Stored data Start Marker
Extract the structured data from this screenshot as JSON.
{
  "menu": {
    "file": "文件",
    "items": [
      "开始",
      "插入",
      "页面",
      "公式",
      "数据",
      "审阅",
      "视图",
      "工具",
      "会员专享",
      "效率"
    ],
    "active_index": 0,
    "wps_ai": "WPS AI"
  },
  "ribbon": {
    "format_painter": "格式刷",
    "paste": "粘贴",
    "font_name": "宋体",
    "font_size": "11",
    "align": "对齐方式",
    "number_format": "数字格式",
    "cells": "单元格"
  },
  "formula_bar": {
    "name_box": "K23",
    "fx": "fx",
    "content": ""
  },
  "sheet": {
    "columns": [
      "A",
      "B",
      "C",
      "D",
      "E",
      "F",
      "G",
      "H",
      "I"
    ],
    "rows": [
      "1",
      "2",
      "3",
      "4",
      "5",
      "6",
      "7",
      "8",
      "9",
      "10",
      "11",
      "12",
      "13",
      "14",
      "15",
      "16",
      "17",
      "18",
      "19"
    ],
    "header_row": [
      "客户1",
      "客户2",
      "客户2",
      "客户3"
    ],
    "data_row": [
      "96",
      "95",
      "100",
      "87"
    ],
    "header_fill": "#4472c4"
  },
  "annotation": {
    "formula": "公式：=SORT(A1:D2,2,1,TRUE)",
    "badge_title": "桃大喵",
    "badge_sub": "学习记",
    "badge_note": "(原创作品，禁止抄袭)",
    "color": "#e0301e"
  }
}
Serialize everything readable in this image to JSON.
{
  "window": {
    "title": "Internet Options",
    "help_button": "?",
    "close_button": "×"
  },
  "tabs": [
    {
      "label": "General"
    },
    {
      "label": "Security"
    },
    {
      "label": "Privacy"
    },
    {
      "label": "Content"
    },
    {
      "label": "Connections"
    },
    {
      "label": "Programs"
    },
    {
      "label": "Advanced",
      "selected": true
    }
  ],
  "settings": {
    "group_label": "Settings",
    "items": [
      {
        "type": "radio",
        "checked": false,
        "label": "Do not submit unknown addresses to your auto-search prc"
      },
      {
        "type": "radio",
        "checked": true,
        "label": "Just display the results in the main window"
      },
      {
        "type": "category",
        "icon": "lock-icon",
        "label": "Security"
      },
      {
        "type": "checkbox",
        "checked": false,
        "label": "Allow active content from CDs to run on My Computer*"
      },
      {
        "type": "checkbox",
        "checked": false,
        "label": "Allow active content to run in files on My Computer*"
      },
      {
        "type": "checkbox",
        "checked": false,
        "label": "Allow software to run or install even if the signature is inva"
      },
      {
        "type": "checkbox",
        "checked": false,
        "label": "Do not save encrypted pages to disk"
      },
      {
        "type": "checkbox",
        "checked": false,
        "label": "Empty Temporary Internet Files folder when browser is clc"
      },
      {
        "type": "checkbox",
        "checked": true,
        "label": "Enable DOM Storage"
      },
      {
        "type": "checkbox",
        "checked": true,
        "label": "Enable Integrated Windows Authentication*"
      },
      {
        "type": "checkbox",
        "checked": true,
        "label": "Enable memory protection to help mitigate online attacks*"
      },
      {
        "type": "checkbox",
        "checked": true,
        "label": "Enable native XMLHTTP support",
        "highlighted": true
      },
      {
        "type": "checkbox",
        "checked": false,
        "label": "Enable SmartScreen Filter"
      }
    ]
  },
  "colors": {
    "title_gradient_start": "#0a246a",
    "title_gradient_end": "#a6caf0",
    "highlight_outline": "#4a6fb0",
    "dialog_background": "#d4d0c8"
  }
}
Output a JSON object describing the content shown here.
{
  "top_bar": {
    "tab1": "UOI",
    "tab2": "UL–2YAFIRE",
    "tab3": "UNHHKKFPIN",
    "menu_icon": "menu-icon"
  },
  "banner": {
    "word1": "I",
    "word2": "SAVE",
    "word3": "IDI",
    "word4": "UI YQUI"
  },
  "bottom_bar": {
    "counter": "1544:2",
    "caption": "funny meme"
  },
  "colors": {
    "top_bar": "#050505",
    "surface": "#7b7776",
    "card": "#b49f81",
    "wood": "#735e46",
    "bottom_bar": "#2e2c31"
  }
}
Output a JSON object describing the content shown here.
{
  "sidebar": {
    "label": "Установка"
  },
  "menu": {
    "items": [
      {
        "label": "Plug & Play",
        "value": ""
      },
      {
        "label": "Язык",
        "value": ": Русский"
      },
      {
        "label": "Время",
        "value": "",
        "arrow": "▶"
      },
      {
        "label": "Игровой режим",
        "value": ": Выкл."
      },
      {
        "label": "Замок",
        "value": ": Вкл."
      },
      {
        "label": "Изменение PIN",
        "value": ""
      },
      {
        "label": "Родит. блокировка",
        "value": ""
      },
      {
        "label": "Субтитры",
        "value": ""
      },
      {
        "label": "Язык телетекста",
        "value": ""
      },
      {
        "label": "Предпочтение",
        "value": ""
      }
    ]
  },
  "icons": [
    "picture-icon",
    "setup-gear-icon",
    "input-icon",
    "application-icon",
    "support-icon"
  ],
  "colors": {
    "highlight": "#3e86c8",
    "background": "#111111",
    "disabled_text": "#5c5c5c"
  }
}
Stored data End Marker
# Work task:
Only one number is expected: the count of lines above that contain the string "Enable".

# The answer:
5